Cervi did not like losing, and Johnson’s snide comments in the press after the election stung his pride. Cervi was slow to realize there were not enough liberal Democrats to unseat a popular and entrenched conservative Democrat. Cervi quit active politics, and his years with the newsletter in 1949 became a springboard for a new project: a full-fledged business weekly called Cervi’s Rocky Mountain Journal. By 1955 the journal had a circulation of 4,458, but it was passed from hand to hand and often read by thousands more than its paid subscribers. On Cervi’s caustic editorial page, readers knew he would savage the money-grasping bankers and the executives and corporations he believed to be vulnerable. One early editorial, under the headline “Comes the Revolution,” seemed to give the money-grubbers a warning. “What is this stupid thing called success if its hallmark is making more money?” Cervi wrote. “The cold and brutal dollar can’t think, feel, smell, taste, hear, or see!”

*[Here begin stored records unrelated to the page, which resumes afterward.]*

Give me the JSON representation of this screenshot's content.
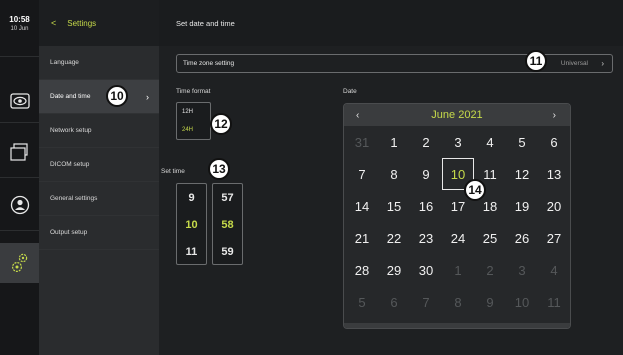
{
  "status": {
    "time": "10:58",
    "date": "10 Jun"
  },
  "rail": {
    "items": [
      {
        "icon": "eye-icon"
      },
      {
        "icon": "folder-icon"
      },
      {
        "icon": "user-icon"
      },
      {
        "icon": "gears-icon"
      }
    ]
  },
  "menu": {
    "back_label": "Settings",
    "items": [
      {
        "label": "Language"
      },
      {
        "label": "Date and time"
      },
      {
        "label": "Network setup"
      },
      {
        "label": "DICOM setup"
      },
      {
        "label": "General settings"
      },
      {
        "label": "Output setup"
      }
    ]
  },
  "main": {
    "title": "Set date and time",
    "timezone": {
      "label": "Time zone setting",
      "value": "Universal"
    },
    "time_format": {
      "label": "Time format",
      "options": [
        "12H",
        "24H"
      ],
      "selected": "24H"
    },
    "set_time": {
      "label": "Set time",
      "hours": [
        "9",
        "10",
        "11"
      ],
      "minutes": [
        "57",
        "58",
        "59"
      ]
    },
    "date": {
      "label": "Date",
      "month_title": "June 2021",
      "prev": "‹",
      "next": "›",
      "weeks": [
        [
          "31",
          "1",
          "2",
          "3",
          "4",
          "5",
          "6"
        ],
        [
          "7",
          "8",
          "9",
          "10",
          "11",
          "12",
          "13"
        ],
        [
          "14",
          "15",
          "16",
          "17",
          "18",
          "19",
          "20"
        ],
        [
          "21",
          "22",
          "23",
          "24",
          "25",
          "26",
          "27"
        ],
        [
          "28",
          "29",
          "30",
          "1",
          "2",
          "3",
          "4"
        ],
        [
          "5",
          "6",
          "7",
          "8",
          "9",
          "10",
          "11"
        ]
      ],
      "today": "10"
    }
  },
  "callouts": [
    "10",
    "11",
    "12",
    "13",
    "14"
  ],
  "colors": {
    "accent": "#c6da4a",
    "background": "#1e2022",
    "rail": "#161719"
  }
}
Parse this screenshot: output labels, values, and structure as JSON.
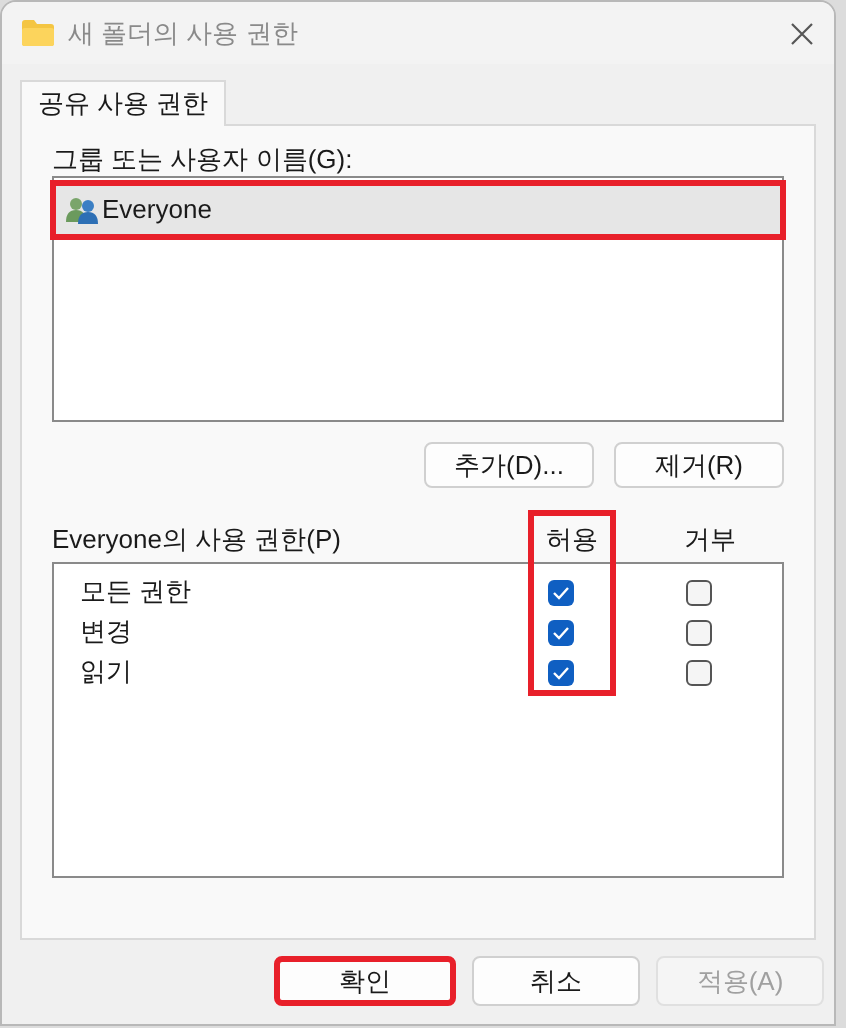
{
  "window": {
    "title": "새 폴더의 사용 권한"
  },
  "tabs": [
    {
      "label": "공유 사용 권한",
      "selected": true
    }
  ],
  "groups": {
    "label": "그룹 또는 사용자 이름(G):",
    "items": [
      {
        "name": "Everyone",
        "selected": true,
        "highlighted": true
      }
    ]
  },
  "group_buttons": [
    {
      "label": "추가(D)..."
    },
    {
      "label": "제거(R)"
    }
  ],
  "permissions": {
    "label": "Everyone의 사용 권한(P)",
    "columns": [
      {
        "label": "허용",
        "highlighted": true
      },
      {
        "label": "거부",
        "highlighted": false
      }
    ],
    "rows": [
      {
        "name": "모든 권한",
        "allow": true,
        "deny": false
      },
      {
        "name": "변경",
        "allow": true,
        "deny": false
      },
      {
        "name": "읽기",
        "allow": true,
        "deny": false
      }
    ]
  },
  "buttons": [
    {
      "label": "확인",
      "highlighted": true,
      "disabled": false
    },
    {
      "label": "취소",
      "highlighted": false,
      "disabled": false
    },
    {
      "label": "적용(A)",
      "highlighted": false,
      "disabled": true
    }
  ]
}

In addition to his jabs at big money, Cervi also took aim at journalists themselves, lambasting members of the Colorado Press Association for accepting parties, meals, and other freebees from utility companies. He once admonished the association’s editors that “the least [you] can do is to refuse cheap handouts from people seeking a friendly press for self-interest.” With Cervi as the watchdog, many journalists quit the practice.
Long before his death in 1970, Cervi was in poor health. His daughter, Clé, pitched in during frequent visits from New York as she pursued both acting and journalism careers after college. With the prospect of marriage and a family, she was not keen on taking over the newspaper, but in January 1966, her father placed the keys to the Journal in her hand and announced, “your mother and I are leaving in the morning for a tour of Asia. Good luck!” Clé took the job reluctantly; she knew the hellish task of running the Journal required pulling together, with limited resources, the work of twenty-nine employees to create a significant, articulate publication fifty-two weeks a year. Eventually, two Denver attorneys, Dan Lynch and Bruce MacIntosh, bought the Journal for $125,000. In 1998 the paper celebrated its fiftieth anniversary, and it is still being published today by New York–based Advance Publications.
Cervi’s firebrand style of writing and management earned him as much enmity as it did respect, but it was driven by his core belief that “[t]he essence of a good newspaper is human spirit, not materialism.” Comments like this earned scholarships in his memory and a place among Colorado’s editing luminaries.
Adapted from Lee Olson, “The Annoying Gene Cervi: The Terror of Colorado Journalism,” Colorado Heritage Magazine 20, no. 3 (2000).